[Opening Entries supplied section]

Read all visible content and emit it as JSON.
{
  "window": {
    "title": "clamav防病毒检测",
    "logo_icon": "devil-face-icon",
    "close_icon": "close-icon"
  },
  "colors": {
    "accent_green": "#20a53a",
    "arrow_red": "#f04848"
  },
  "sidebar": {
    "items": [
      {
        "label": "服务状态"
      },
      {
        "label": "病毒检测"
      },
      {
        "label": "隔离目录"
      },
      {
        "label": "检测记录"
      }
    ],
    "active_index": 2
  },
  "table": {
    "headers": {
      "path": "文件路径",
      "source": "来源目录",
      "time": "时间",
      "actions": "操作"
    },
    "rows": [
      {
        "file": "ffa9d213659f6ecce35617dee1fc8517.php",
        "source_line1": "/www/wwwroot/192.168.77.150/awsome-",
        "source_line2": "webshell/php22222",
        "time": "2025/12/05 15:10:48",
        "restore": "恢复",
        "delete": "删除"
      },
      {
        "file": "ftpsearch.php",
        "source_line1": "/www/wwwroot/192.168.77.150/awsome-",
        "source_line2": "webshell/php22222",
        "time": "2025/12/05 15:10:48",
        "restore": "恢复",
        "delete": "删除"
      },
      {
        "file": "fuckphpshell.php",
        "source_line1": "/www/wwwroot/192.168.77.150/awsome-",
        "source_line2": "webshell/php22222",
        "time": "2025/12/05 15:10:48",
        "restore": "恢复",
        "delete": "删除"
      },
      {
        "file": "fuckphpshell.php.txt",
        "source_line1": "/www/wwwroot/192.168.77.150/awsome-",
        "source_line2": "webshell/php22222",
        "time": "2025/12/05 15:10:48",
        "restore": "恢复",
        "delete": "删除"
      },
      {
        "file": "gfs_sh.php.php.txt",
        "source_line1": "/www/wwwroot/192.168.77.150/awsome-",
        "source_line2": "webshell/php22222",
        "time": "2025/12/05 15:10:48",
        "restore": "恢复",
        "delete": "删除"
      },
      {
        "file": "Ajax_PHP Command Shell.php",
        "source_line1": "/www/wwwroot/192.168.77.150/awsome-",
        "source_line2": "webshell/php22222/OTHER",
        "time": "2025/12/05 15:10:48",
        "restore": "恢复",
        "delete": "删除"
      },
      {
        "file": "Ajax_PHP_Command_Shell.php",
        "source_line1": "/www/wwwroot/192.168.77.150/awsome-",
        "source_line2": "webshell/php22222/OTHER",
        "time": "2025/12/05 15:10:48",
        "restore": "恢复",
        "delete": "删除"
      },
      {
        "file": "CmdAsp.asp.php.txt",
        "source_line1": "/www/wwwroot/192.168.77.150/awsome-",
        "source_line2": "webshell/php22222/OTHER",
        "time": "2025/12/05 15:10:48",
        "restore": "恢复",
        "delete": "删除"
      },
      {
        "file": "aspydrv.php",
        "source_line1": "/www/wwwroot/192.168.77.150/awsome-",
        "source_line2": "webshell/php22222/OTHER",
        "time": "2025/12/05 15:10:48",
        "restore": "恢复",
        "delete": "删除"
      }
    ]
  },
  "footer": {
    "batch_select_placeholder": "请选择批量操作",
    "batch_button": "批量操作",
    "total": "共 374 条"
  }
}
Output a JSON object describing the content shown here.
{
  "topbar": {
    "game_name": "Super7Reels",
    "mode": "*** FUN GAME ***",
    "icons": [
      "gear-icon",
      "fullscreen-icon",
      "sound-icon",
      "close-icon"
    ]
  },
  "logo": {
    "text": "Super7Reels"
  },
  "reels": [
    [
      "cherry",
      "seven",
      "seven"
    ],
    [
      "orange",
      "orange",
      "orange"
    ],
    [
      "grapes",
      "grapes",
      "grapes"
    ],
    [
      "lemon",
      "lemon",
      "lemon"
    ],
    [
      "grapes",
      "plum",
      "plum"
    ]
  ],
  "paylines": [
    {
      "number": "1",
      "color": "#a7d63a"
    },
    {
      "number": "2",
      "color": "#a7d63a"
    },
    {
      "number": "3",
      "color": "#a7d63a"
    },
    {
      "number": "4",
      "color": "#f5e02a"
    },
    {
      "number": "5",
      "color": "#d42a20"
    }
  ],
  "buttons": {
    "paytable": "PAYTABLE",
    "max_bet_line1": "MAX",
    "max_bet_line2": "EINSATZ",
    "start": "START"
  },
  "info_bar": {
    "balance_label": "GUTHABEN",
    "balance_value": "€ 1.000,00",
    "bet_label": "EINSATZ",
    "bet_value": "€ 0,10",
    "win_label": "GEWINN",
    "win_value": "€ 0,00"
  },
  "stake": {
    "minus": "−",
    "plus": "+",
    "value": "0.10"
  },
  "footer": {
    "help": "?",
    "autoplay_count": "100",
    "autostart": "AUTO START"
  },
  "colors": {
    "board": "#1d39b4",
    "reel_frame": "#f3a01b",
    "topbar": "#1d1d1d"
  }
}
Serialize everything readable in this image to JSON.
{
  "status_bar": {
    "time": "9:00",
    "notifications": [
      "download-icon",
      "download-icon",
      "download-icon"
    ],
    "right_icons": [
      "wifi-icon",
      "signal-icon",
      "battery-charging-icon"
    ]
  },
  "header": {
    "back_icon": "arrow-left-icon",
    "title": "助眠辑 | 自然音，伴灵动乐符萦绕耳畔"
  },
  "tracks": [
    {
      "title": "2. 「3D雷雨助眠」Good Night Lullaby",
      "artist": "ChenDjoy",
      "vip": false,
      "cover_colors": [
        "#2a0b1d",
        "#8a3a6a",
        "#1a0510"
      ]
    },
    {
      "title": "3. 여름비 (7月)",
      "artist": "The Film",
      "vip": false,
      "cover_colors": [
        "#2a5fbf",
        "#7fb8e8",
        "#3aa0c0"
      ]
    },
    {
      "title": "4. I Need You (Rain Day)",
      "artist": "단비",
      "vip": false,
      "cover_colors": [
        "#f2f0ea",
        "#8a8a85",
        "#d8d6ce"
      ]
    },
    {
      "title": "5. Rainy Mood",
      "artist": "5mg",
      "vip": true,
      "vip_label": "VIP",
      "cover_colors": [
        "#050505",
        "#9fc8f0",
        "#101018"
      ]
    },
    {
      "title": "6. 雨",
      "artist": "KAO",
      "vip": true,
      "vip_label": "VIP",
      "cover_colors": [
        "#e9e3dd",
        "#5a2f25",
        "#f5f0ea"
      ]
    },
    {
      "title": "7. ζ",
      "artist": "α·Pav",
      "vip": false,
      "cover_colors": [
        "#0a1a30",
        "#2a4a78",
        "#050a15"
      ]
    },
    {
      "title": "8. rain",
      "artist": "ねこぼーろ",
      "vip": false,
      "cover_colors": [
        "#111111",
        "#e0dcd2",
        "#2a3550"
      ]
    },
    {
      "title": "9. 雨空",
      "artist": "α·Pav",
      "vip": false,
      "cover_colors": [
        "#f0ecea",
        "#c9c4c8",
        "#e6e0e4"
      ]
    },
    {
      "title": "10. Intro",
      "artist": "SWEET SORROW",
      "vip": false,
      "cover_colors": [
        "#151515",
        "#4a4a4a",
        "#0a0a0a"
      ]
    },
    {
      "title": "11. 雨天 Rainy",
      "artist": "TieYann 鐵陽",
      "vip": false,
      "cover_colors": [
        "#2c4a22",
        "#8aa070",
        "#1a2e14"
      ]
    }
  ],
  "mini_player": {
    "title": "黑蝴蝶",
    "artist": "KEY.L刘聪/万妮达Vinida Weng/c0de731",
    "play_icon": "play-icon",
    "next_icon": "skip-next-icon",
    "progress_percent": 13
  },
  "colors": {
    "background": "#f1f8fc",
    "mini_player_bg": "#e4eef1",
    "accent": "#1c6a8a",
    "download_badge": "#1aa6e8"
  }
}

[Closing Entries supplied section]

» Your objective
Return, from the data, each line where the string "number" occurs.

» Output for this exercise
      "number": "1",
      "number": "2",
      "number": "3",
      "number": "4",
      "number": "5",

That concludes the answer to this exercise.